Hope is a huge part of sports; hope is the basis of everything we do,” says Steve Holcomb, 2010 Olympic gold medalist in four-man bobsled. “If you knew right now that there’s no chance of doing well at the Olympics, then why bother doing anything? What’s the point?”
But hope is not just optimism, and hope is not wishful thinking. “Hope,” he says, “is knowing the possibilities are always open. Nothing in the future is set. You can make it what you want to make it.”
For Steve, the element of self-determination is key. When a degenerative eye disorder threatened to end his career, Steve lost hope.
In 2007, Steve had just become the No. 1 driver in the world, but he could barely see beyond the front of his sled. He had keratoconus, a progressive thinning of the cornea, and his vision was rapidly deteriorating. Doctors said his only option to save his sight was a cornea transplant, but it would require giving up the bone-jarring, head-rattling sport he loved: careening down icy chutes at 80 mph and withstanding four times the force of gravity.
Faced with having his passion stripped away, Steve grew depressed and, at age 27, attempted suicide with 73 sleeping pills and a liter of Jack Daniel’s. “I gave up,” he says. “I regret that. I should have kept hope alive, but I didn’t.”
When he woke up he realized, “It wasn’t my time.”

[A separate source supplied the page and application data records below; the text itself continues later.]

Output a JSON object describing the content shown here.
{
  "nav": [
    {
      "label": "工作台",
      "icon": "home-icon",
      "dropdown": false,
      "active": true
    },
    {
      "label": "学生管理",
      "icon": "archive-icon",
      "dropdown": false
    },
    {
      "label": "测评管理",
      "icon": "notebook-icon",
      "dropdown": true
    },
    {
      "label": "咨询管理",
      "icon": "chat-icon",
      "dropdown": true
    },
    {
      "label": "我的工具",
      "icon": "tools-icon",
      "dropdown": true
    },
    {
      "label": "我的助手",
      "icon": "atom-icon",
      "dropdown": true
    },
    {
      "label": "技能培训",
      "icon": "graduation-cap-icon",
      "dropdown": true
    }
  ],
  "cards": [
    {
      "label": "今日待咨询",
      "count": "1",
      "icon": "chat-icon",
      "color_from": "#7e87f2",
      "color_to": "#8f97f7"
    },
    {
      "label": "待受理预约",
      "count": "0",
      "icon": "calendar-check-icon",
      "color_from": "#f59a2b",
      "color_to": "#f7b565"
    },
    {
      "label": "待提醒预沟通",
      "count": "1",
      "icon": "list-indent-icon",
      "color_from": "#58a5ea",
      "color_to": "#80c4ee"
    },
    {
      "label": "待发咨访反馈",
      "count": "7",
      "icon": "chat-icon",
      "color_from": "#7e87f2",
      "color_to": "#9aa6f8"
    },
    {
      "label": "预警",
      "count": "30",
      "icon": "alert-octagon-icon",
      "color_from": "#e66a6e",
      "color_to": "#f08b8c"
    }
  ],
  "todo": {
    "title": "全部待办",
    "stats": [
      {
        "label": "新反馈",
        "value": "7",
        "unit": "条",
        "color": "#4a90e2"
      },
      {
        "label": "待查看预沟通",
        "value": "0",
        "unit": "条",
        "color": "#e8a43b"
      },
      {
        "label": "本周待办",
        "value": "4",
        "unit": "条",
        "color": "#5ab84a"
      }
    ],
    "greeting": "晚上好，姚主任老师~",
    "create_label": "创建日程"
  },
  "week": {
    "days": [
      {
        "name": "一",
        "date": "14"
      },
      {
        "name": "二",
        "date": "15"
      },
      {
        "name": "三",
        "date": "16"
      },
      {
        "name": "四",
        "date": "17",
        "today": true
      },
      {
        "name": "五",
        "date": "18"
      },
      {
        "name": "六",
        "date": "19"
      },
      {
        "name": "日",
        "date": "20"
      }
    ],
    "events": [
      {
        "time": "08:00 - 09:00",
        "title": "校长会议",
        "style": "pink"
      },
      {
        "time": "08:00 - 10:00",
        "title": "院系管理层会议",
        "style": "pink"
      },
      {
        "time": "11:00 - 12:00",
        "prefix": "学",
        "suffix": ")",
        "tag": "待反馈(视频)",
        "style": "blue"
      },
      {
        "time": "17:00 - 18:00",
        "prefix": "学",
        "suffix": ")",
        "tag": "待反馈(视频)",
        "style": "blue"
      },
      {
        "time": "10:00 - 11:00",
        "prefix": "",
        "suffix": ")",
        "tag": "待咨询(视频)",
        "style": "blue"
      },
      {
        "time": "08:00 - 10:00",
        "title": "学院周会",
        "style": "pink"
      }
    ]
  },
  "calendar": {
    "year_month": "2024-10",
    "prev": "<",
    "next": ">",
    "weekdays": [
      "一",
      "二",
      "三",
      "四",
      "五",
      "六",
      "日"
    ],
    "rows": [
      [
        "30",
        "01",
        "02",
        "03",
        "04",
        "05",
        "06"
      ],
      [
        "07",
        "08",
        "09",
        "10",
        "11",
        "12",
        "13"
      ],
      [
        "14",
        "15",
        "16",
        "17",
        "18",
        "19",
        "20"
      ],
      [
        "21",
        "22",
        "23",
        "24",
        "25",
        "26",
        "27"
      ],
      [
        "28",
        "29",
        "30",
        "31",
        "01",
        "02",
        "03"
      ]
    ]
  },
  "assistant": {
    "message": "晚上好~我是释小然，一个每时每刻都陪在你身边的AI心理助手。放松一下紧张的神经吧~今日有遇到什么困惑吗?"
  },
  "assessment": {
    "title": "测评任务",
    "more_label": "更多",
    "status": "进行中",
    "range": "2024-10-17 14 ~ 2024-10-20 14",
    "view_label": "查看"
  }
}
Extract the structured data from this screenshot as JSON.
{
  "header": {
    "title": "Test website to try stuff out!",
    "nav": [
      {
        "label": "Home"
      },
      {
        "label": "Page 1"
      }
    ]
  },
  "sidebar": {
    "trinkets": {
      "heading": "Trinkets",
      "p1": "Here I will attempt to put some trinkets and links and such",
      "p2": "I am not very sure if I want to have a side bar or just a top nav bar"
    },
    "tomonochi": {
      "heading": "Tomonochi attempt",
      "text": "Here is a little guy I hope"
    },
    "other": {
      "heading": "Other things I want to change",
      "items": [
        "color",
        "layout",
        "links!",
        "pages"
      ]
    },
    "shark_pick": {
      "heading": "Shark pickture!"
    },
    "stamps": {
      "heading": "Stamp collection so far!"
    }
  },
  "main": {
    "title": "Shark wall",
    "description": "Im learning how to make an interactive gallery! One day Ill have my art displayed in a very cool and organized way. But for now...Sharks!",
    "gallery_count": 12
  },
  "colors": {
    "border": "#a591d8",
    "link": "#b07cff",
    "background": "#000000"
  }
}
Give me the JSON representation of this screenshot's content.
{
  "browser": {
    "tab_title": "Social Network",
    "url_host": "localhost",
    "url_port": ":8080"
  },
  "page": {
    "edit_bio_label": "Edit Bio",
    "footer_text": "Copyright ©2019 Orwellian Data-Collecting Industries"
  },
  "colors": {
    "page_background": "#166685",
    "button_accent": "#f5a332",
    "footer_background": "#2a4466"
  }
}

Until then, Steve had kept his deteriorating eyesight a secret because vulnerability might have resulted in him losing the best equipment and the best push crews. But when he told his coach about the problem, he helped Steve find an ophthalmologist who was able to restore Steve’s vision by performing two experimental operations in 2008.
A year later, Steve became the first American driver in 50 years to win a bobsled world championship. In 2010, he became the first American man since 1948 to win Olympic bobsledding gold. In 2012, he swept the two-man and four-man world titles. And this month, Steve, 33, is poised to defend his Olympic title in Sochi.
Looking back, he feels he was fortunate to have been without hope. He can now say, “I’ve been there,” helping keep others from making the same mistakes of falling into the trap of despair.
“I’m telling you from experience,” Steve says. “There is always hope.”
Aimee Berg is a longtime Olympic writer and two-time Emmy winner whose work has appeared in The New York Times, The Wall Street Journal, Men’s Journal and many others.